+++ Dataset records +++

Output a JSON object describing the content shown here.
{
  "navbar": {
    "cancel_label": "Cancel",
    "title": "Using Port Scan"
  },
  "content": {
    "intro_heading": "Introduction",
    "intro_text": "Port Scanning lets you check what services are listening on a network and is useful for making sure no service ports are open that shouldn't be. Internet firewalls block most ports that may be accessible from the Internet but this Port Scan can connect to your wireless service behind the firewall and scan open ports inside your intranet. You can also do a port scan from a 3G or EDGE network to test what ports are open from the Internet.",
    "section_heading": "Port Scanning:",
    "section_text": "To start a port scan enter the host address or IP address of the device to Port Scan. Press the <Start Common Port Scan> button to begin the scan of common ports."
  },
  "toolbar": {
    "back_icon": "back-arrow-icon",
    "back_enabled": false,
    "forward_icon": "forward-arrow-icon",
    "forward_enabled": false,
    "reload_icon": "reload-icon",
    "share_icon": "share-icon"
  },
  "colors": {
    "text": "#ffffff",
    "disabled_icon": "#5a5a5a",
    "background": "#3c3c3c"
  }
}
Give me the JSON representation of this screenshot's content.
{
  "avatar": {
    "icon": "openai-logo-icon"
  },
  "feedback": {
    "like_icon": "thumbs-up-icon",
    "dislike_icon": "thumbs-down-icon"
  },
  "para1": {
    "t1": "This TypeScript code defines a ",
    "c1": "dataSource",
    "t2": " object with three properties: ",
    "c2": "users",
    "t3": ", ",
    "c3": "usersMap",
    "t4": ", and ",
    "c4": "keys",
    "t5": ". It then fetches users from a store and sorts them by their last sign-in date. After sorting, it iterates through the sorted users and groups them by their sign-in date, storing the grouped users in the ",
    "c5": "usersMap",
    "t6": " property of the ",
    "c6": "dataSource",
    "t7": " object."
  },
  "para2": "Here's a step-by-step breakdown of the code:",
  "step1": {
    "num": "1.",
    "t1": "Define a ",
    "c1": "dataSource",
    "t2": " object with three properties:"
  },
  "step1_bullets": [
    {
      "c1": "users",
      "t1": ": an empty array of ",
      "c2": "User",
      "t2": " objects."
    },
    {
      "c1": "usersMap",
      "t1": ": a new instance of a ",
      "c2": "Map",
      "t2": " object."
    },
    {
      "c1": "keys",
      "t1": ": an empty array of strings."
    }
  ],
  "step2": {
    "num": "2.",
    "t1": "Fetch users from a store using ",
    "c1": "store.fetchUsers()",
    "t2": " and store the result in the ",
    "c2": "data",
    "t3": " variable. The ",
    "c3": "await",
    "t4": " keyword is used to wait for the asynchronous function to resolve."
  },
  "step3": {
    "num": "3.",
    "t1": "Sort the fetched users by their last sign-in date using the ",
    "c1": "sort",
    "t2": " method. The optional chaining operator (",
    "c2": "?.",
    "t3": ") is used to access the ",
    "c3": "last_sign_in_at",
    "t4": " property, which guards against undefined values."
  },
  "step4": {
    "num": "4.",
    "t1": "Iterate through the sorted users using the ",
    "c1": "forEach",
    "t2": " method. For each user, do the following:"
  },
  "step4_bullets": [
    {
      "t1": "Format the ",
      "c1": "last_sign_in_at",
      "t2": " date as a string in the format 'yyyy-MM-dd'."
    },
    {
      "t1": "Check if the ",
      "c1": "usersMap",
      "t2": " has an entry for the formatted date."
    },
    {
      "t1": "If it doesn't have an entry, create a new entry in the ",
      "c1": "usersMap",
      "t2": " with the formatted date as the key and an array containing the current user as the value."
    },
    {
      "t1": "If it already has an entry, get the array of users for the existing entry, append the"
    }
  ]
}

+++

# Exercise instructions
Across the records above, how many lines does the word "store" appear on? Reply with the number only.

# Answer
4